Optimised for buildings with continuous heating and hot water requirements and high electricity usage, CHP is perfectly suited to a care home consumption pattern. The systems we install aim to meet the base load energy requirements within the care homes, using natural gas to generate electricity with the heat produced as a by-product then used for space and hot water heating.

The collective annual savings across the 89 sites are set to surpass £1.1m in the first year and has avoided almost five kilo tonnes of carbon emissions. This substantial reduction will vastly improve the environmental impact of Bupa UK by providing over 14MWh of self-generated electricity per year. Using CHP technology will also help to shield Bupa UK from rising energy prices, a cumulative saving of over £7m predicted by 2020.

Having been installed in over 89 Bupa care homes throughout the UK, the benefits of the CHP systems have been felt both by the organisation as well as the individual sites. For example, Summerhill Nursing and Residential Home, Kendal, has generated over 78,000 kWh of electricity since installing CHP. This energy would have cost over £8,000 if it had been purchased from the national grid and has avoided 40 tonnes of carbon being released.

CHP technology straddles two disciplines, bridging the gap between traditional heating and electrical generation. As such, its implementation is often less mechanical than other systems and one of the potential associated challenges of CHP for Bupa UK was troubleshooting on site. For example, when a module switches off and the heating system’s back-up boilers kick-in automatically, staff on site often remain unaware that the module is no longer in operation. While a secondary heat source may spring into action to avoid loss of heat for residents, the consequence is that no electricity is being generated during that period. This will have a significant impact on the payback period of the CHP module in question.

To remedy this, we installed a remote monitoring BMS system for all sites so that both parties could be notified via text message or email immediately should any problems arise; enabling them to resolve the issue as promptly as possible.

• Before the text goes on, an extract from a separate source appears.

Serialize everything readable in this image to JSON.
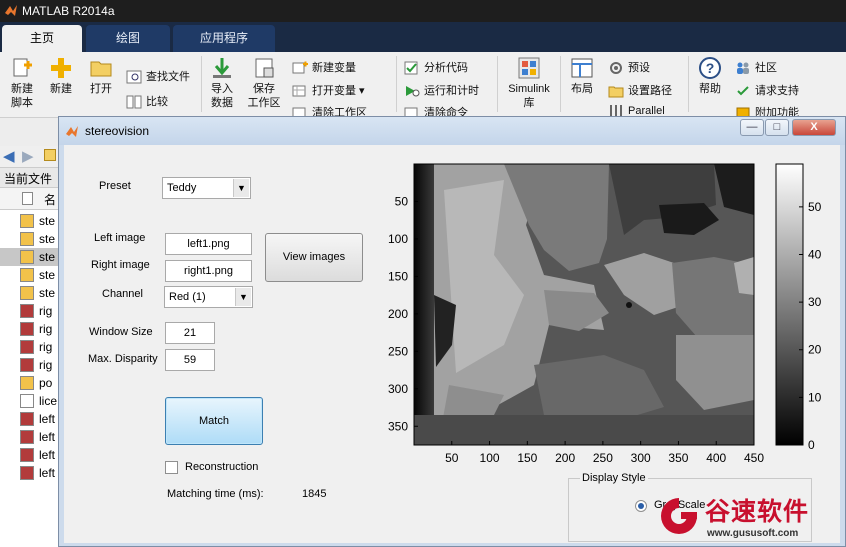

Working closely with Bupa UK, we successfully developed a simplified Hydraulic Solution which minimised the impact on all the sites and their residents and staff.